◆ What you are asked to do
In full and without deviation, write out the entries that follow.

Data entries
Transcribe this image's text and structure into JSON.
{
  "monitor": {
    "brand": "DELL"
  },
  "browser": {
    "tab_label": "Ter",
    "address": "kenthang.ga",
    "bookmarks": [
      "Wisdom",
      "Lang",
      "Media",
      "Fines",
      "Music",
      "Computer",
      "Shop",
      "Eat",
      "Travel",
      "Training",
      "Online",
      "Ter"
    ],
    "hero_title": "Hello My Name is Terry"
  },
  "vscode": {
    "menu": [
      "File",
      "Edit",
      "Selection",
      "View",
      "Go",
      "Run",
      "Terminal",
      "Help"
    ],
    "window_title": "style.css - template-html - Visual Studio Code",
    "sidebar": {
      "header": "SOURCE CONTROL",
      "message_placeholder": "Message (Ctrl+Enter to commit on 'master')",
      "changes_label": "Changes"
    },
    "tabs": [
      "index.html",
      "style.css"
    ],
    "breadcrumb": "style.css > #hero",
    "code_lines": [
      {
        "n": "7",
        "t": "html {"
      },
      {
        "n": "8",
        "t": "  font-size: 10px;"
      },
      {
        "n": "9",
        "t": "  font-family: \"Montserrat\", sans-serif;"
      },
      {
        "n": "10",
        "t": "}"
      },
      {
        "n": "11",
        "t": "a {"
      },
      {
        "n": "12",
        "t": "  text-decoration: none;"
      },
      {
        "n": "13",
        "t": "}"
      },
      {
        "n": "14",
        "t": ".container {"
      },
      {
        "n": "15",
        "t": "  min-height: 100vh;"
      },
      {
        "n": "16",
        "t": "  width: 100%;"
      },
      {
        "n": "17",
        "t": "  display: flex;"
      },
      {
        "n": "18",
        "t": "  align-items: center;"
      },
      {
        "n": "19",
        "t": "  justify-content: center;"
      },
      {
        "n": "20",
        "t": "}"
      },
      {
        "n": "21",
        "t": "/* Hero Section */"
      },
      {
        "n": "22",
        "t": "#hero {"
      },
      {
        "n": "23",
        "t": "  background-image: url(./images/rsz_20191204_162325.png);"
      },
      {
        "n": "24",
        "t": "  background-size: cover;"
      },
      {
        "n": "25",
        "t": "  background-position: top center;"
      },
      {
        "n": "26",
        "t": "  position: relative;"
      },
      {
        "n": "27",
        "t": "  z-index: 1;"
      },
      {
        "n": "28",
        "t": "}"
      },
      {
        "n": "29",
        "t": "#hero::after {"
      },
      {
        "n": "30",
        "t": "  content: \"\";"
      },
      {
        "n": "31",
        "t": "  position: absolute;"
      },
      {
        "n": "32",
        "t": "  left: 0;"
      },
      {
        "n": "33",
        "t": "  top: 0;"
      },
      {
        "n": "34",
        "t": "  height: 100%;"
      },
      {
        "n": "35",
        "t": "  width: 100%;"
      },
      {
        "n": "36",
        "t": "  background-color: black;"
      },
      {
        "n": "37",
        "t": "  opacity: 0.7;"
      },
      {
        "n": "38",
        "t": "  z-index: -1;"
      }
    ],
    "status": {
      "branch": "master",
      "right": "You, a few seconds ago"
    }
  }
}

◆ Solution to the problem
Transcribe this image's text and structure into JSON.
{
  "monitor": {
    "brand": "DELL"
  },
  "browser": {
    "tab_label": "Ter",
    "address": "kenthang.ga",
    "bookmarks": [
      "Wisdom",
      "Lang",
      "Media",
      "Fines",
      "Music",
      "Computer",
      "Shop",
      "Eat",
      "Travel",
      "Training",
      "Online",
      "Ter"
    ],
    "hero_title": "Hello My Name is Terry"
  },
  "vscode": {
    "menu": [
      "File",
      "Edit",
      "Selection",
      "View",
      "Go",
      "Run",
      "Terminal",
      "Help"
    ],
    "window_title": "style.css - template-html - Visual Studio Code",
    "sidebar": {
      "header": "SOURCE CONTROL",
      "message_placeholder": "Message (Ctrl+Enter to commit on 'master')",
      "changes_label": "Changes"
    },
    "tabs": [
      "index.html",
      "style.css"
    ],
    "breadcrumb": "style.css > #hero",
    "code_lines": [
      {
        "n": "7",
        "t": "html {"
      },
      {
        "n": "8",
        "t": "  font-size: 10px;"
      },
      {
        "n": "9",
        "t": "  font-family: \"Montserrat\", sans-serif;"
      },
      {
        "n": "10",
        "t": "}"
      },
      {
        "n": "11",
        "t": "a {"
      },
      {
        "n": "12",
        "t": "  text-decoration: none;"
      },
      {
        "n": "13",
        "t": "}"
      },
      {
        "n": "14",
        "t": ".container {"
      },
      {
        "n": "15",
        "t": "  min-height: 100vh;"
      },
      {
        "n": "16",
        "t": "  width: 100%;"
      },
      {
        "n": "17",
        "t": "  display: flex;"
      },
      {
        "n": "18",
        "t": "  align-items: center;"
      },
      {
        "n": "19",
        "t": "  justify-content: center;"
      },
      {
        "n": "20",
        "t": "}"
      },
      {
        "n": "21",
        "t": "/* Hero Section */"
      },
      {
        "n": "22",
        "t": "#hero {"
      },
      {
        "n": "23",
        "t": "  background-image: url(./images/rsz_20191204_162325.png);"
      },
      {
        "n": "24",
        "t": "  background-size: cover;"
      },
      {
        "n": "25",
        "t": "  background-position: top center;"
      },
      {
        "n": "26",
        "t": "  position: relative;"
      },
      {
        "n": "27",
        "t": "  z-index: 1;"
      },
      {
        "n": "28",
        "t": "}"
      },
      {
        "n": "29",
        "t": "#hero::after {"
      },
      {
        "n": "30",
        "t": "  content: \"\";"
      },
      {
        "n": "31",
        "t": "  position: absolute;"
      },
      {
        "n": "32",
        "t": "  left: 0;"
      },
      {
        "n": "33",
        "t": "  top: 0;"
      },
      {
        "n": "34",
        "t": "  height: 100%;"
      },
      {
        "n": "35",
        "t": "  width: 100%;"
      },
      {
        "n": "36",
        "t": "  background-color: black;"
      },
      {
        "n": "37",
        "t": "  opacity: 0.7;"
      },
      {
        "n": "38",
        "t": "  z-index: -1;"
      }
    ],
    "status": {
      "branch": "master",
      "right": "You, a few seconds ago"
    }
  }
}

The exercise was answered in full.